Climb Gibson Hill for Insta-worthy views of the entire Australian Garden before wandering through the Arid Garden and Dry River Bed to see what lives in the hostile and dry environs of Central Australia. And on your way out of the gardens, look back over the Red Sand Garden it’s dry and red yet mesmerising.
It’s lunchtime and time to head into the second section of Cranbourne Gardens — the Bushland. Make a beeline for the Woodland Picnic Area, find a picnic table and unpack your food — there are free barbecues here, so you can bring along something to cook if you’d like. There’s a playground for the kids as well as one of the last remaining manual weather stations used by the Bureau of Meteorology for all the weather lovers out there. Make sure you have a good rest, as your last walking track of the day requires a bit of energy, but it’ll be worth the effort.
The 90-minute Wylies Creek Loop is ideal if you want to really explore the whole of the Cranbourne Botanic Gardens. This trail takes you right through the reserve, intersecting with most of the main walking trails. Flowers are blooming year-round so enjoy the colourful wildflowers as you wander through and listen out for frog calls as you make your way into the Wylies Creek Wetlands. Keep a look out for native animals moving around in the bushes like echidnas, koalas, wombats, wallabies and the endangered Southern Brown Bandicoot. Finish up at Trig Point Lookout near the visitor centre. It’s the highest point of the reserve and has views looking across Port Phillip and Westernport Bays as well as towards Mount Macedon and the CBD. This walk will give you a workout so if you’d prefer something more leisurely, try the 45-minute wetlands walk or the 20-minute Manna Walk which is abundant with native animals and eucalypts.
You’ve still got a couple of hours until the gardens close so head back to your favourite spot in the gardens or simply find a place to relax and enjoy the serenity.

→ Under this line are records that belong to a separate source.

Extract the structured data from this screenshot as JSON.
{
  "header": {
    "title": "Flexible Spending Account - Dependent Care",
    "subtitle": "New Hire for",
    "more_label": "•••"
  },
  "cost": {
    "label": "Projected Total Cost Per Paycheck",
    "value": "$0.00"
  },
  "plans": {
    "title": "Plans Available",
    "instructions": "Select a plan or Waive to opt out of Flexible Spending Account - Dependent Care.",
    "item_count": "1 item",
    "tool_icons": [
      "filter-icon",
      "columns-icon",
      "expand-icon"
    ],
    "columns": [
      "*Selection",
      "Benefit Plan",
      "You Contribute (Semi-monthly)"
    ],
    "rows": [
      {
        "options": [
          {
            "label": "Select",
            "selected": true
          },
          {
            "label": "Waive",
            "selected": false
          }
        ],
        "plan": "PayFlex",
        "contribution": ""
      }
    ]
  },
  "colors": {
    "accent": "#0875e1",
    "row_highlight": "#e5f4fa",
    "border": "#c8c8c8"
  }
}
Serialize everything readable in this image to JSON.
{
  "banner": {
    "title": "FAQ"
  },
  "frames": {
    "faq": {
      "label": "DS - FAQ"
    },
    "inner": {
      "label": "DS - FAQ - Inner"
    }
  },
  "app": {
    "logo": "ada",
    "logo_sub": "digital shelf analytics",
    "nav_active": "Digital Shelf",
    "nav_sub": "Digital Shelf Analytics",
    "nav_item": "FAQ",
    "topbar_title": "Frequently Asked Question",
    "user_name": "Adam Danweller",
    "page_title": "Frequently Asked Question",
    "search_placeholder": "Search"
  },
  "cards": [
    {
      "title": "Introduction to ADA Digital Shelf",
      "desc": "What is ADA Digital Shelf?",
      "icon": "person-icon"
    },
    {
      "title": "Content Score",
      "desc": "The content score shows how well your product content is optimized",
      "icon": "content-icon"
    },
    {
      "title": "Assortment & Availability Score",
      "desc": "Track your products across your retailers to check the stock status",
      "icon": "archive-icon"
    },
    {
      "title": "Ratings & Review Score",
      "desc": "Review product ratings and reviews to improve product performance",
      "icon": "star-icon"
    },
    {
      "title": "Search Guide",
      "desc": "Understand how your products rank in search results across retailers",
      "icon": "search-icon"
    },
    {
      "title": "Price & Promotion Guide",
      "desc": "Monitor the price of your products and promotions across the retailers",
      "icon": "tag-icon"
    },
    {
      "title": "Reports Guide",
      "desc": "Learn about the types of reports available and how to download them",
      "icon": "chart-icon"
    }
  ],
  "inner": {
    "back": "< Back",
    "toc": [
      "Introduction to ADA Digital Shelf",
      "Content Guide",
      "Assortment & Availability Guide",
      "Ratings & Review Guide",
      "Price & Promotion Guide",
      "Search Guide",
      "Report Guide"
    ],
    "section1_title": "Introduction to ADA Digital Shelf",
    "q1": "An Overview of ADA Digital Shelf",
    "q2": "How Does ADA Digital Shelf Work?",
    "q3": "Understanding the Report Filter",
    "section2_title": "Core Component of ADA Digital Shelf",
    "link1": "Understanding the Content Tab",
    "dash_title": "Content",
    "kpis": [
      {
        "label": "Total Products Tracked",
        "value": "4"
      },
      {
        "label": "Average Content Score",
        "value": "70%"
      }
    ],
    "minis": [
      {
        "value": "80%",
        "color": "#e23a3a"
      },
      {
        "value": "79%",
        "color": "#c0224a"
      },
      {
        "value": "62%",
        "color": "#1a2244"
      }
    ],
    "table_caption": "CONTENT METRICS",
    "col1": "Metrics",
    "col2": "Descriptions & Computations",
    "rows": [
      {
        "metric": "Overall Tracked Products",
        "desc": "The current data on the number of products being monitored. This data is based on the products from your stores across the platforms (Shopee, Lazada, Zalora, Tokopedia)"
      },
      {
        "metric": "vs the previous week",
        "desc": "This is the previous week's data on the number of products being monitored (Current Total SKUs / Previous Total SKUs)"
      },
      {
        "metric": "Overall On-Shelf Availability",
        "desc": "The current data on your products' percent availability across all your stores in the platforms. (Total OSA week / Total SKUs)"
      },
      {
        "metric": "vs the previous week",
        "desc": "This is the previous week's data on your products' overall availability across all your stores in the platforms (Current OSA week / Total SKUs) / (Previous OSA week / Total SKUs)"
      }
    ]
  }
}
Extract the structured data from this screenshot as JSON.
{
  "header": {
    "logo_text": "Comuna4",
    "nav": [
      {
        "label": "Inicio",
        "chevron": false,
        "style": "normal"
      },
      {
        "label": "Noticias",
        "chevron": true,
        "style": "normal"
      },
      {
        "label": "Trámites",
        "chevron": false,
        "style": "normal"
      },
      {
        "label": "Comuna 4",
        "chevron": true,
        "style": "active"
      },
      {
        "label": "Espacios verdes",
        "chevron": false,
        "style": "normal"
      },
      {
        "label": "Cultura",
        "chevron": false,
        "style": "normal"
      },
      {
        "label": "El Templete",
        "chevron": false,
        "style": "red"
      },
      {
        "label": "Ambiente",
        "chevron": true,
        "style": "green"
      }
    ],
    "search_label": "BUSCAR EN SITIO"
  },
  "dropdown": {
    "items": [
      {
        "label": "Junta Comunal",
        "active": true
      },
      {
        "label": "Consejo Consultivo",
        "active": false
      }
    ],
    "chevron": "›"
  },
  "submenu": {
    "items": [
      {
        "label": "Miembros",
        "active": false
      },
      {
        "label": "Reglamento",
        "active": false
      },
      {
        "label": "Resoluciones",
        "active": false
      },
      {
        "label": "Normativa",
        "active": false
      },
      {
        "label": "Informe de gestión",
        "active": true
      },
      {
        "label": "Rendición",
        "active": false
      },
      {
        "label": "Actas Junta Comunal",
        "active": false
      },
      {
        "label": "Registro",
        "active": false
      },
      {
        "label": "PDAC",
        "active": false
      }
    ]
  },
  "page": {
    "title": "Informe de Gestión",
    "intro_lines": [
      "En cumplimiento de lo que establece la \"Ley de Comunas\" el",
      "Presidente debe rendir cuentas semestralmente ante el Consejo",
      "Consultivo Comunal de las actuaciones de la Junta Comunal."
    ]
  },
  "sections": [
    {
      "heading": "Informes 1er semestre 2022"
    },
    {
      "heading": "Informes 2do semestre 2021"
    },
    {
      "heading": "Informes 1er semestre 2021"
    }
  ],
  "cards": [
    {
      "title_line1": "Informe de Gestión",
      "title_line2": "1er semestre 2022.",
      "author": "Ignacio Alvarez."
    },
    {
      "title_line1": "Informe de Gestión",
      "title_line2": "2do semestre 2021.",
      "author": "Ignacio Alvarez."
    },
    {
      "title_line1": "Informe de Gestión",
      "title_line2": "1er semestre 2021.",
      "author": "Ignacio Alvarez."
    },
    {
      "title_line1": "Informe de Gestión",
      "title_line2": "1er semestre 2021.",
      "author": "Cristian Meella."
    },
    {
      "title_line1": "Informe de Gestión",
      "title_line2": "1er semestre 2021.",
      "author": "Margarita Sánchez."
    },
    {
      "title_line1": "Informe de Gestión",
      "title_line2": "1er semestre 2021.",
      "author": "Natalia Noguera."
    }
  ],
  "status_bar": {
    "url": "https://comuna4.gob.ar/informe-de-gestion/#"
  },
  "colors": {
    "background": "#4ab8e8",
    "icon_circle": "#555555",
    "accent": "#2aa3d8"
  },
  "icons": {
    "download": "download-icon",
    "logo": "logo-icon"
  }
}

All information is considered to be true and correct at the date of publication. All images in the story have been supplied by Royal Botanic Gardens Victoria. This story has been produced in partnership with Royal Botanic Gardens Victoria.